Donation after circulatory death (DCD) often presents ethical and legal challenges to clinicians involved in this patient group – but why?
With extensive clinical experience, clear guidelines and documents to support clinicians in practice, it would seem we as the multidisciplinary team have the tools to be able to make these important best interest decisions when the end of life comes for our patients
However, it is acknowledged universally that concerns about the lawfulness and ethics surrounding DCD persist.
The concern about a perceived conflict of interest between the clinicians caring for the patient and the subsequent request for organ donation from the relatives, and the lawfulness of the extent of intervention that can take place pre-mortem to facilitate the donation, have all been reported to affect decisions about DCD.
The concerns above were certainly present within Jersey ICU pre-2012-2013. Having joined the organisation after leaving a specialist nurse in organ donation (SNOD) role in London, it was clear that there were many missed opportunities to fulfil the end-of-life wishes for patients and their relatives.

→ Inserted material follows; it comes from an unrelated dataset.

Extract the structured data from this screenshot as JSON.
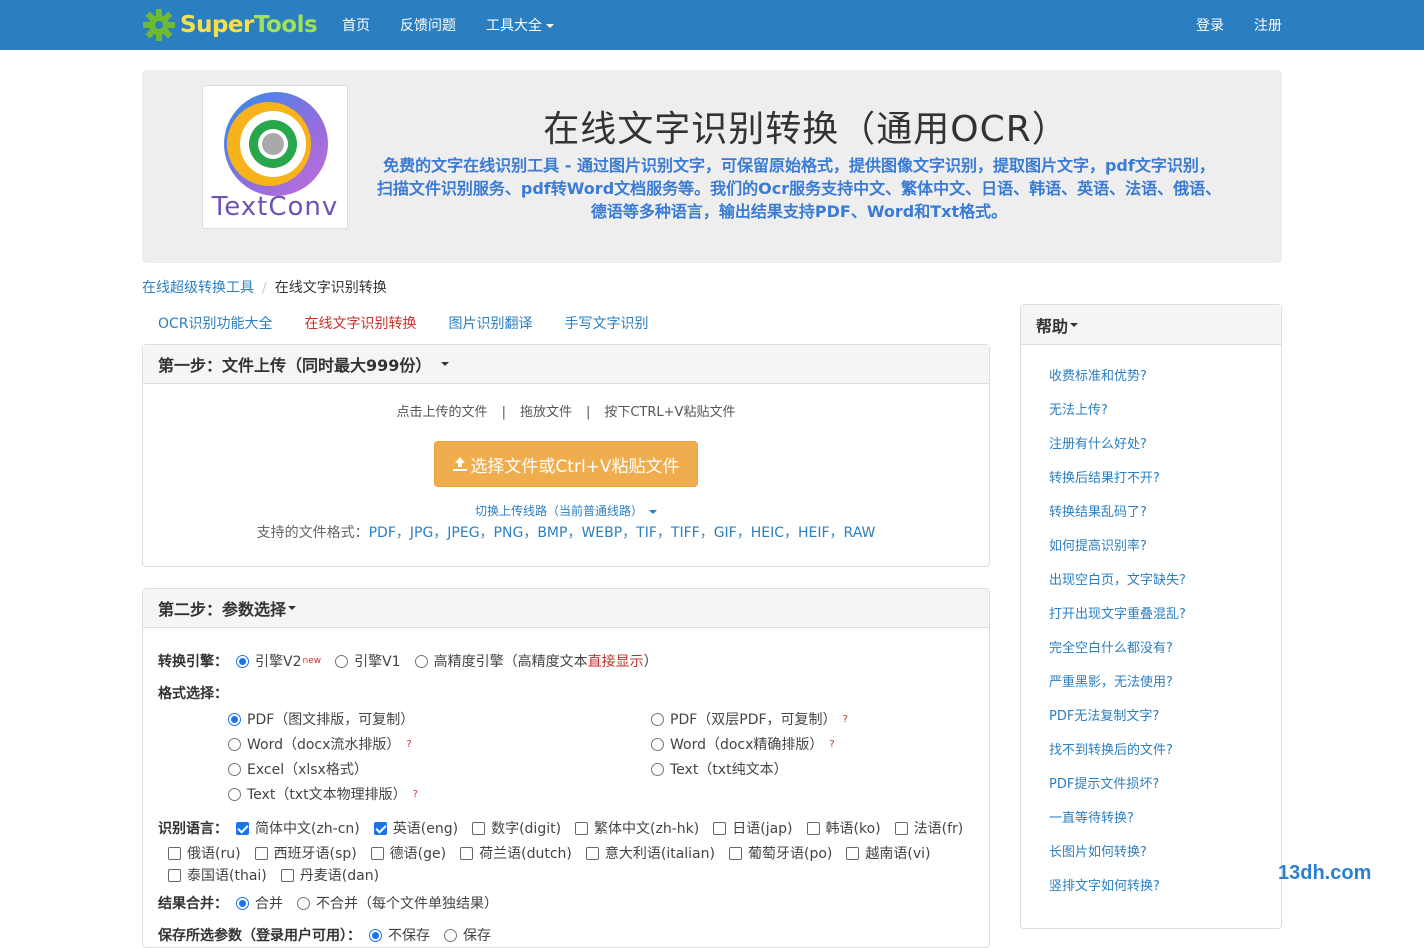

With more patients requiring transplantation, the concept of DCD is not new and allows a group of patients who are not brain stem dead to go on and become donors – increasing the availability of organs.
Patients suitable for DCD donation in the UK are generally those with a catastrophic brain injury but who do not reach the criteria for brain stem testing. However, their neurological injuries are often so severe that a decision to withdraw treatment is made upon the grounds of patients best interests.
The clinical pathway of DCD is very clear in that the decision to withdraw treatment comes before any consideration of DCD.
“The most poignant and often difficult decisions come after the consent for DCD has been granted”
DCD guidelines also recommend that the end-of-life conversation and the request for organ donation should be separated.
But the most poignant and often difficult decisions come after the consent for DCD has been gained. How far can and should clinicians go to ensure that organ donation goes ahead and that it has the best possible outcome for patient, relative and recipient?
Intervention to sustain life and ensure a favorable outcome for the patient and the family once again work towards the notion of patients’ best interests.
If a patient is on the organ donor register and had expressed in their life their wish to donate, it is then deemed acceptable to intervene as long as the intervention aims to improve the transplantation outcome and causes the least possible distress and harm for the patient. Often these decisions are made in conjunction with the family.
Locally the approach to DCD in the local hospital has dramatically changed with a 70% increase in DCD referral rate since 2012.
This has come about through education and collaboration between the NHS Blood and Transplant team based in the UK. However, the aim is not to gain consent for organ donation but to ensure that all end-of-life care options are considered and that organ donation is seen as a normal part of end-of-life conversations.
The law is clear: if we as clinicians and healthcare professional continue to treat patients with their best interests as our primary goal, then we can be reassured that our professional, moral and ethical objectives are upheld.
Sam North is acting critical care manager, Jersey ICU